In 2013, total waste generation in the EU amounted to approximately 2.5 billion tonnes, of which 1.6 billion tonnes were not reused or recycled and were therefore lost to the European economy. It is estimated that an additional 600 million tonnes could be recycled or reused. The main targets set out in the proposal are:
to increase the preparing for reuse and recycling target for municipal waste to 65% by 2030
a ban on landfilling of separately collected waste
the gradual limitation of the landfilling of municipal waste to 10% by the same date.
The Commission accepts that clear environmental, economic and social benefits would be derived from further increasing the targets laid down in the EU's original Packaging Waste Directive (94/62/EC). Through a progressive increase of the existing targets on preparing for reuse and recycling of packaging waste, it should be possible to ensure that economically valuable waste materials are progressively and effectively recovered through proper waste management and in line with the waste hierarchy.
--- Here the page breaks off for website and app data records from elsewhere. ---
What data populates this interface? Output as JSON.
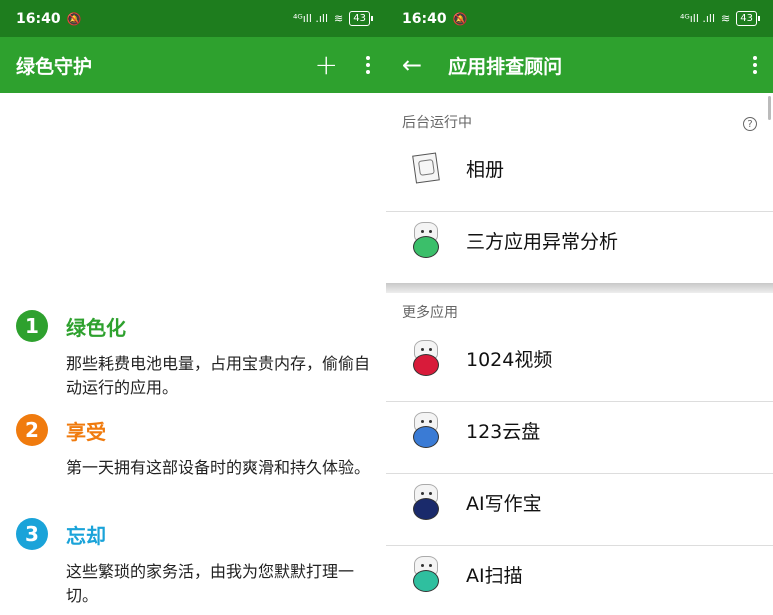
{
  "status": {
    "time": "16:40",
    "mute_icon": "mute-icon",
    "signal": "⁴ᴳıll .ıll",
    "battery": "43"
  },
  "left": {
    "title": "绿色守护",
    "features": [
      {
        "num": "1",
        "title": "绿色化",
        "desc": "那些耗费电池电量，占用宝贵内存，偷偷自动运行的应用。",
        "color": "#2ea12e"
      },
      {
        "num": "2",
        "title": "享受",
        "desc": "第一天拥有这部设备时的爽滑和持久体验。",
        "color": "#f07b0e"
      },
      {
        "num": "3",
        "title": "忘却",
        "desc": "这些繁琐的家务活，由我为您默默打理一切。",
        "color": "#1aa3d9"
      }
    ]
  },
  "right": {
    "title": "应用排查顾问",
    "running_label": "后台运行中",
    "help_icon": "?",
    "running": [
      {
        "name": "相册",
        "icon": "gallery-icon"
      },
      {
        "name": "三方应用异常分析",
        "icon": "cat-icon",
        "color": "#3bbf6a"
      }
    ],
    "more_label": "更多应用",
    "more": [
      {
        "name": "1024视频",
        "icon": "cat-icon",
        "color": "#d81b3a"
      },
      {
        "name": "123云盘",
        "icon": "cat-icon",
        "color": "#3a7bd5"
      },
      {
        "name": "AI写作宝",
        "icon": "cat-icon",
        "color": "#1a2a6b"
      },
      {
        "name": "AI扫描",
        "icon": "cat-icon",
        "color": "#2fbf9f"
      }
    ]
  }
}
By no later than 31 December 2025, a minimum of 65% by weight of all packaging waste must be prepared for reuse and recycled. In addition, and by no later than 31 December 2030, that minimum must increase to 75%.
The final proposal in the package amends three existing directives on special categories of waste: end-of-life vehicles (ELVs); batteries and accumulators and waste batteries and accumulators; and waste electrical and electronic equipment (WEEE). The Commission wants to see economic incentives for producers to put greener products on the market and support recovery and recycling schemes in respect of these products.
Putting cash behind the policies
In order to ensure that the ambitious proposals it has put forward are taken up by the Member States, the Commission has earmarked considerable funds for work in this area. The EU's main R&D programme, Horizon 2020, for example, includes in its 2016/2017 budget over €650 million for innovative demonstration projects that support the objectives of the circular economy and industrial competitiveness in the EU in a wide range of industrial and service activities, including process industries, manufacturing, and new business models. In addition, the Commission has said that €5.5 billion from the EU Structural Funds, which support projects in the Member States, will be spent on projects linked to the Circular Economy.
Fighting planned obsolescence
As well as the initiatives outlined above, the Commission plans to support projects in a number of areas that will aim at supporting more repairable products. These will include, starting in 2016, inserting measures into the Ecodesign working plan to promote reparability, durability and recyclability of products, in addition to energy efficiency.
What happens next?
The Commissioner responsible for sustainable development, Frans Timmermans, said: “By rethinking the way we produce, work and buy we can generate new opportunities and create new jobs. With this package, we are delivering the comprehensive framework that will truly enable this change to happen. It sets a credible and ambitious path for better waste management in Europe with supportive actions that cover the full product cycle. This mix of smart regulation and incentives at EU level will help businesses and consumers, as well as national and local authorities, to drive this transformation.”
The linked proposals will come into effect 18 months after they have been adopted by the European Parliament and Council of Ministers. Given the pace at which legislation moves through the EU adoption process this probably means that the UK and other Member States will have to implement them by early 2018.
Last reviewed 13 January 2016